• YOUR ASSIGNMENT
Each line must appear in the answer exactly as it does in the data.
### DATA EXTRACTS ###
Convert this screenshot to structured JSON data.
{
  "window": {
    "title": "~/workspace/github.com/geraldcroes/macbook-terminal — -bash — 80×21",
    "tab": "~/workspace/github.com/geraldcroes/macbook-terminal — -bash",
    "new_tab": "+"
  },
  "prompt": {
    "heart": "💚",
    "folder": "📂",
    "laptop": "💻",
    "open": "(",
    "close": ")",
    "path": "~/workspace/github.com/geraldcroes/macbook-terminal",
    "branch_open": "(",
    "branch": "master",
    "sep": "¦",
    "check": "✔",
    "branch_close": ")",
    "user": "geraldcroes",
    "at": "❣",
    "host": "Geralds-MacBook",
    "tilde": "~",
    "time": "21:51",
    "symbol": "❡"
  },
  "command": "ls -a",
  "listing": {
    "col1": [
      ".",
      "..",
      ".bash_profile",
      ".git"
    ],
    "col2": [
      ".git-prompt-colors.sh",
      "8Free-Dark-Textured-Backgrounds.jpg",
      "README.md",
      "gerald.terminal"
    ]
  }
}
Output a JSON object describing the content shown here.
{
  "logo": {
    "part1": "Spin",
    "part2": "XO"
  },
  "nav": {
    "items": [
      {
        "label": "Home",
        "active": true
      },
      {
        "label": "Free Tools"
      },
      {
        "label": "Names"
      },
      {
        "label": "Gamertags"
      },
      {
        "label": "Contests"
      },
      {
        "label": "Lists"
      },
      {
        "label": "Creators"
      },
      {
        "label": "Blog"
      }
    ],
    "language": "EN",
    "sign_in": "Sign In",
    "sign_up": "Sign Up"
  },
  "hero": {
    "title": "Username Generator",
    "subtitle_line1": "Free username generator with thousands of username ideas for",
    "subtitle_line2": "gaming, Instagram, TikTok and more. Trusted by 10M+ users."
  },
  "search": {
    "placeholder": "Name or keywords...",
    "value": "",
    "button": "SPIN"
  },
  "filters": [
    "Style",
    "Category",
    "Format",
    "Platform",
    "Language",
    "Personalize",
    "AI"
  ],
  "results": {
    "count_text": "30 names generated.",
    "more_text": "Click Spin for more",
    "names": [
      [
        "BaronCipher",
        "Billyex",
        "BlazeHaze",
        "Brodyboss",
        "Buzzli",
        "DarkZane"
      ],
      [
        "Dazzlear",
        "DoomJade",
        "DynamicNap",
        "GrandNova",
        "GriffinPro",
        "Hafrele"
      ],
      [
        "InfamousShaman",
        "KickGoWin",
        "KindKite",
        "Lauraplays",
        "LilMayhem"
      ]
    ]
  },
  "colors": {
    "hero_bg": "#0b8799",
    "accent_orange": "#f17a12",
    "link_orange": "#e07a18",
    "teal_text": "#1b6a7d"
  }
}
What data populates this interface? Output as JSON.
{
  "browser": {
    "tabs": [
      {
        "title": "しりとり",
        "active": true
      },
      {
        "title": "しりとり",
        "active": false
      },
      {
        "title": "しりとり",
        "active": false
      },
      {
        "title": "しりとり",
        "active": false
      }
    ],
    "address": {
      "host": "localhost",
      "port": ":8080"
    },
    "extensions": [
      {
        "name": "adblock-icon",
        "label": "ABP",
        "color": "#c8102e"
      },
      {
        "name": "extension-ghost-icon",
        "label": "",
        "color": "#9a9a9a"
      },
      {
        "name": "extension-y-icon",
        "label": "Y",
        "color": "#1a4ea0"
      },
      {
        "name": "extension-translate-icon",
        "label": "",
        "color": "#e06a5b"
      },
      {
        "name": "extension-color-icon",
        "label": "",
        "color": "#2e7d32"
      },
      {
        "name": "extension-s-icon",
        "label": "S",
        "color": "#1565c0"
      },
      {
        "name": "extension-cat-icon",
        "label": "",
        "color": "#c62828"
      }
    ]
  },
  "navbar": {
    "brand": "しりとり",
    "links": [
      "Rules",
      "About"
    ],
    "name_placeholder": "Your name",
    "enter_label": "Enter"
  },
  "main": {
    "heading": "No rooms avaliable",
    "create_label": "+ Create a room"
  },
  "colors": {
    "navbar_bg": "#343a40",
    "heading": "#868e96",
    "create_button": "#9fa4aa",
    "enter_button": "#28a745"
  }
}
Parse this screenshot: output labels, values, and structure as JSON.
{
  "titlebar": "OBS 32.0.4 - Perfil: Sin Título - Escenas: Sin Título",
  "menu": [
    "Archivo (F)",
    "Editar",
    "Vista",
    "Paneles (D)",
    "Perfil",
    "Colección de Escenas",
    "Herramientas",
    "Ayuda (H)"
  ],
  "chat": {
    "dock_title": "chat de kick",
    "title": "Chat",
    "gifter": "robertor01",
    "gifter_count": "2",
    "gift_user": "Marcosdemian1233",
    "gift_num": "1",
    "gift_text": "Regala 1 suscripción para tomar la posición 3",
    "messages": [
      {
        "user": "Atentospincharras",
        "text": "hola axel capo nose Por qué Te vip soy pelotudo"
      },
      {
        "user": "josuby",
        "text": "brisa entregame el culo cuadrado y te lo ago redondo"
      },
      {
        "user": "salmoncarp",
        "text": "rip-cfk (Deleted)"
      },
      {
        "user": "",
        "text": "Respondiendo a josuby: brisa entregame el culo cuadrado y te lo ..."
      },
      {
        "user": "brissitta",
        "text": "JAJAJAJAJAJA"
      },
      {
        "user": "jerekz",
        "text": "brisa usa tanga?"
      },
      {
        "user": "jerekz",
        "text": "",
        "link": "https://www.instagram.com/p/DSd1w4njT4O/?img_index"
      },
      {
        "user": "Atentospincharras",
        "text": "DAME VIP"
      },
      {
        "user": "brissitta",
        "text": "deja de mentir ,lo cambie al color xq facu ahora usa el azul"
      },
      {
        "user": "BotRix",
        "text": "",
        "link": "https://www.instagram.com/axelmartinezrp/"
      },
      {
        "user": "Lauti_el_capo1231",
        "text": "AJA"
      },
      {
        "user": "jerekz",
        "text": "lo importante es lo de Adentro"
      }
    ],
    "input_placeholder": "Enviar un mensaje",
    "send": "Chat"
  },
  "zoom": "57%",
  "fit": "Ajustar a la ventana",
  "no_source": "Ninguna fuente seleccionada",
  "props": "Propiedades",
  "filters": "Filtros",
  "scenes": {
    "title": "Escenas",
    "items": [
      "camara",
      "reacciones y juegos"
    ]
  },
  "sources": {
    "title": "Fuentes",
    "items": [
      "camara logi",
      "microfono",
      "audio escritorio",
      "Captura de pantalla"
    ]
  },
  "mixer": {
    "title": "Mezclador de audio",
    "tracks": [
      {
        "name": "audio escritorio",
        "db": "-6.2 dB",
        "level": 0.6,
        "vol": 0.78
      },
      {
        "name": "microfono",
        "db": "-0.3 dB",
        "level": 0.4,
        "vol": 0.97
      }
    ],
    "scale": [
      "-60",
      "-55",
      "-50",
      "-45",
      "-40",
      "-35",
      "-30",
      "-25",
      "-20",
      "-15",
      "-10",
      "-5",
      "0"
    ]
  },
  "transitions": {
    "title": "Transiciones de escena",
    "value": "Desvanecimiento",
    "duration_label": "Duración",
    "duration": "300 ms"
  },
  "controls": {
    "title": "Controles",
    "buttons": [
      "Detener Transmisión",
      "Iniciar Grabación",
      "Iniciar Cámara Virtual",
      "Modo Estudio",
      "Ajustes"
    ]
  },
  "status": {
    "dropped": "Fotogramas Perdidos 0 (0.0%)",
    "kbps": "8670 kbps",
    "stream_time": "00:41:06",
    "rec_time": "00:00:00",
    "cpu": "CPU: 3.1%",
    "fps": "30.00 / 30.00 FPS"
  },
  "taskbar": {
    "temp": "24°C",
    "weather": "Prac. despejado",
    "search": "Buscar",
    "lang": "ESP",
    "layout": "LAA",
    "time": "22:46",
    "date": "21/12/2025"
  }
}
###
• OUTPUT
Convert this screenshot to structured JSON data.
{
  "window": {
    "title": "~/workspace/github.com/geraldcroes/macbook-terminal — -bash — 80×21",
    "tab": "~/workspace/github.com/geraldcroes/macbook-terminal — -bash",
    "new_tab": "+"
  },
  "prompt": {
    "heart": "💚",
    "folder": "📂",
    "laptop": "💻",
    "open": "(",
    "close": ")",
    "path": "~/workspace/github.com/geraldcroes/macbook-terminal",
    "branch_open": "(",
    "branch": "master",
    "sep": "¦",
    "check": "✔",
    "branch_close": ")",
    "user": "geraldcroes",
    "at": "❣",
    "host": "Geralds-MacBook",
    "tilde": "~",
    "time": "21:51",
    "symbol": "❡"
  },
  "command": "ls -a",
  "listing": {
    "col1": [
      ".",
      "..",
      ".bash_profile",
      ".git"
    ],
    "col2": [
      ".git-prompt-colors.sh",
      "8Free-Dark-Textured-Backgrounds.jpg",
      "README.md",
      "gerald.terminal"
    ]
  }
}
Output a JSON object describing the content shown here.
{
  "logo": {
    "part1": "Spin",
    "part2": "XO"
  },
  "nav": {
    "items": [
      {
        "label": "Home",
        "active": true
      },
      {
        "label": "Free Tools"
      },
      {
        "label": "Names"
      },
      {
        "label": "Gamertags"
      },
      {
        "label": "Contests"
      },
      {
        "label": "Lists"
      },
      {
        "label": "Creators"
      },
      {
        "label": "Blog"
      }
    ],
    "language": "EN",
    "sign_in": "Sign In",
    "sign_up": "Sign Up"
  },
  "hero": {
    "title": "Username Generator",
    "subtitle_line1": "Free username generator with thousands of username ideas for",
    "subtitle_line2": "gaming, Instagram, TikTok and more. Trusted by 10M+ users."
  },
  "search": {
    "placeholder": "Name or keywords...",
    "value": "",
    "button": "SPIN"
  },
  "filters": [
    "Style",
    "Category",
    "Format",
    "Platform",
    "Language",
    "Personalize",
    "AI"
  ],
  "results": {
    "count_text": "30 names generated.",
    "more_text": "Click Spin for more",
    "names": [
      [
        "BaronCipher",
        "Billyex",
        "BlazeHaze",
        "Brodyboss",
        "Buzzli",
        "DarkZane"
      ],
      [
        "Dazzlear",
        "DoomJade",
        "DynamicNap",
        "GrandNova",
        "GriffinPro",
        "Hafrele"
      ],
      [
        "InfamousShaman",
        "KickGoWin",
        "KindKite",
        "Lauraplays",
        "LilMayhem"
      ]
    ]
  },
  "colors": {
    "hero_bg": "#0b8799",
    "accent_orange": "#f17a12",
    "link_orange": "#e07a18",
    "teal_text": "#1b6a7d"
  }
}
What data populates this interface? Output as JSON.
{
  "browser": {
    "tabs": [
      {
        "title": "しりとり",
        "active": true
      },
      {
        "title": "しりとり",
        "active": false
      },
      {
        "title": "しりとり",
        "active": false
      },
      {
        "title": "しりとり",
        "active": false
      }
    ],
    "address": {
      "host": "localhost",
      "port": ":8080"
    },
    "extensions": [
      {
        "name": "adblock-icon",
        "label": "ABP",
        "color": "#c8102e"
      },
      {
        "name": "extension-ghost-icon",
        "label": "",
        "color": "#9a9a9a"
      },
      {
        "name": "extension-y-icon",
        "label": "Y",
        "color": "#1a4ea0"
      },
      {
        "name": "extension-translate-icon",
        "label": "",
        "color": "#e06a5b"
      },
      {
        "name": "extension-color-icon",
        "label": "",
        "color": "#2e7d32"
      },
      {
        "name": "extension-s-icon",
        "label": "S",
        "color": "#1565c0"
      },
      {
        "name": "extension-cat-icon",
        "label": "",
        "color": "#c62828"
      }
    ]
  },
  "navbar": {
    "brand": "しりとり",
    "links": [
      "Rules",
      "About"
    ],
    "name_placeholder": "Your name",
    "enter_label": "Enter"
  },
  "main": {
    "heading": "No rooms avaliable",
    "create_label": "+ Create a room"
  },
  "colors": {
    "navbar_bg": "#343a40",
    "heading": "#868e96",
    "create_button": "#9fa4aa",
    "enter_button": "#28a745"
  }
}
Parse this screenshot: output labels, values, and structure as JSON.
{
  "titlebar": "OBS 32.0.4 - Perfil: Sin Título - Escenas: Sin Título",
  "menu": [
    "Archivo (F)",
    "Editar",
    "Vista",
    "Paneles (D)",
    "Perfil",
    "Colección de Escenas",
    "Herramientas",
    "Ayuda (H)"
  ],
  "chat": {
    "dock_title": "chat de kick",
    "title": "Chat",
    "gifter": "robertor01",
    "gifter_count": "2",
    "gift_user": "Marcosdemian1233",
    "gift_num": "1",
    "gift_text": "Regala 1 suscripción para tomar la posición 3",
    "messages": [
      {
        "user": "Atentospincharras",
        "text": "hola axel capo nose Por qué Te vip soy pelotudo"
      },
      {
        "user": "josuby",
        "text": "brisa entregame el culo cuadrado y te lo ago redondo"
      },
      {
        "user": "salmoncarp",
        "text": "rip-cfk (Deleted)"
      },
      {
        "user": "",
        "text": "Respondiendo a josuby: brisa entregame el culo cuadrado y te lo ..."
      },
      {
        "user": "brissitta",
        "text": "JAJAJAJAJAJA"
      },
      {
        "user": "jerekz",
        "text": "brisa usa tanga?"
      },
      {
        "user": "jerekz",
        "text": "",
        "link": "https://www.instagram.com/p/DSd1w4njT4O/?img_index"
      },
      {
        "user": "Atentospincharras",
        "text": "DAME VIP"
      },
      {
        "user": "brissitta",
        "text": "deja de mentir ,lo cambie al color xq facu ahora usa el azul"
      },
      {
        "user": "BotRix",
        "text": "",
        "link": "https://www.instagram.com/axelmartinezrp/"
      },
      {
        "user": "Lauti_el_capo1231",
        "text": "AJA"
      },
      {
        "user": "jerekz",
        "text": "lo importante es lo de Adentro"
      }
    ],
    "input_placeholder": "Enviar un mensaje",
    "send": "Chat"
  },
  "zoom": "57%",
  "fit": "Ajustar a la ventana",
  "no_source": "Ninguna fuente seleccionada",
  "props": "Propiedades",
  "filters": "Filtros",
  "scenes": {
    "title": "Escenas",
    "items": [
      "camara",
      "reacciones y juegos"
    ]
  },
  "sources": {
    "title": "Fuentes",
    "items": [
      "camara logi",
      "microfono",
      "audio escritorio",
      "Captura de pantalla"
    ]
  },
  "mixer": {
    "title": "Mezclador de audio",
    "tracks": [
      {
        "name": "audio escritorio",
        "db": "-6.2 dB",
        "level": 0.6,
        "vol": 0.78
      },
      {
        "name": "microfono",
        "db": "-0.3 dB",
        "level": 0.4,
        "vol": 0.97
      }
    ],
    "scale": [
      "-60",
      "-55",
      "-50",
      "-45",
      "-40",
      "-35",
      "-30",
      "-25",
      "-20",
      "-15",
      "-10",
      "-5",
      "0"
    ]
  },
  "transitions": {
    "title": "Transiciones de escena",
    "value": "Desvanecimiento",
    "duration_label": "Duración",
    "duration": "300 ms"
  },
  "controls": {
    "title": "Controles",
    "buttons": [
      "Detener Transmisión",
      "Iniciar Grabación",
      "Iniciar Cámara Virtual",
      "Modo Estudio",
      "Ajustes"
    ]
  },
  "status": {
    "dropped": "Fotogramas Perdidos 0 (0.0%)",
    "kbps": "8670 kbps",
    "stream_time": "00:41:06",
    "rec_time": "00:00:00",
    "cpu": "CPU: 3.1%",
    "fps": "30.00 / 30.00 FPS"
  },
  "taskbar": {
    "temp": "24°C",
    "weather": "Prac. despejado",
    "search": "Buscar",
    "lang": "ESP",
    "layout": "LAA",
    "time": "22:46",
    "date": "21/12/2025"
  }
}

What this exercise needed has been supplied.